Introduction and review? Try these:
The basic question here is: Is there a relationship between two categorical variables? Consider, for example, data collected on the relapse of cocaine addict after treatment with three different drugs.
Here's an appropriate plot.
We see that 41.6% of the people using desipramine relapsed, 75.0% of those using lithium relapsed and 83.3% of those taking the placebo relapsed. Certainly it appears that desipramine is prefered to the other two -- additionally, lithium worked a little better than the placebo. However, there are bound to be some differences in any case -- due to chance alone. Remember, patients were randomly allocated into the three treatment groups -- by chance alone the desipramine group could have inluded a number of addicts who, for whatever reasons, were more predisposed to not relapse. So, we would like to decide if the relationship between treatment and relapse status is statistically significant in the sense that it is too strong to happen just by chance if all treatments are equally effective. "Not likely to happen just by chance if H0 is true" is the usual meaning of statistical significance.
We use the c2 test (that's "Chi-square" with "ch" sounding like "k") to assess the evidence in favor of an association between the two variables. In general, the null and alternative hypotheses are
H0: "There is no association between [spell out the two categorical variables]"
HA: "There is some association between [spell out the two categorical variables]" OR (more simply) "H0 is false"
In our example, write
H0: There is no association between the drug used for treatment and whether the addict relapses
HA: H0 is false -- there is an association
(You may use "relationship" in place of association.)

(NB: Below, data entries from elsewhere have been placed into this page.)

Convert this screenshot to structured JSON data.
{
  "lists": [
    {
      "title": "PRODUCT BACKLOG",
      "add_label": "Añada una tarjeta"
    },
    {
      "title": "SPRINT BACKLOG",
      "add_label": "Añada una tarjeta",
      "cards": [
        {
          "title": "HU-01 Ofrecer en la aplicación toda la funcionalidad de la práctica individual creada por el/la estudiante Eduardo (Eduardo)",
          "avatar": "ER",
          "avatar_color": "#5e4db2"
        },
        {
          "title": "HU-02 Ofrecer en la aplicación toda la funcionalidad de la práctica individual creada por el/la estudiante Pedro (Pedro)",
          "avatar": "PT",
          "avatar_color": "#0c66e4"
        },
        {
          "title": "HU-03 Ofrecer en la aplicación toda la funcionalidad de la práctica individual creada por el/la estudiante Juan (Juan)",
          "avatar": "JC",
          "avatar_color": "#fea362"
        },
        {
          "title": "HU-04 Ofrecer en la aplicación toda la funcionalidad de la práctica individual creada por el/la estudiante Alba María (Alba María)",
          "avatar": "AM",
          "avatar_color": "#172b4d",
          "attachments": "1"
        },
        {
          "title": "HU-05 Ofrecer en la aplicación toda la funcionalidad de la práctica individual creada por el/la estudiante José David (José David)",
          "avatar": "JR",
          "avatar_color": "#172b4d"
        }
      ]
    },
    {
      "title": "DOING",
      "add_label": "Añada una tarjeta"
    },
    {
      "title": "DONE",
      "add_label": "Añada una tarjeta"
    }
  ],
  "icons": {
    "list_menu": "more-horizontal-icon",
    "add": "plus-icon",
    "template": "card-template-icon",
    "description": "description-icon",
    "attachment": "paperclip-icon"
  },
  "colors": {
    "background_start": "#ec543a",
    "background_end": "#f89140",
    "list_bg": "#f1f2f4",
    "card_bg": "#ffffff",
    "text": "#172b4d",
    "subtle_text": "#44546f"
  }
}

Use a statistical software package to obtain the P-value for testing these hypotheses. In Minitab you enter the cross-classification table. Then choose
> Stat > Tables > Chi-Square Test select the appropriate columns then click OK
In this example you'll get the following "report."
Chi-Square TestExpected counts are printed below observed countsC1 C2 Total 1 10 14 24 16.00 8.00 2 18 6 24 16.00 8.00 3 20 4 24 16.00 8.00 Total 48 24 72Chi-Sq = 2.250 + 4.500 + 0.250 + 0.500 + 1.000 + 2.000 = 10.500DF = 2, P-Value = 0.005
The P-value is 0.005 which means that it is fairly unlikely (1 in 200 chance) that the observed differences did not occur due to chance alone. At the 5% significance level (and the 1% level) we reject the null hypothesis. There is a statistically significant association between treatment and likelihood of relapse (and clearly, desapramine is the preferred treatment).
See the "Expected counts" (in RED) printer below the observed counts? Be careful -- these counts are NOT the data. I've tabled them and produced a segmented bar chart.
TABLE OF EXPECTED COUNTS
The expected counts are counts that would have occurred if there were exactly no association between the two variables. You can see that the marginal totals remain the same; it's just that the expected counts make changing from one treatment to another have no effect on whether or not a person relapses. This chart refelcts what would be the case if the marginal distribution on relapse (2/3 relapsed, 1/3 did not) were true for each treatment.
The test statistic is the c2 statistic, measuring how far -- in aggregate over each of the cells -- the expected counts are from the observed counts.
Larger values for the test statistic are equivalent to great total discrepancy between the observed (actual) counts and the expected (theoretical and assuming there is no association) counts. Larger values for the test statistic result in smaller P-values -- that is, less likelihood that chance alone casued the observed association.
Here's another application.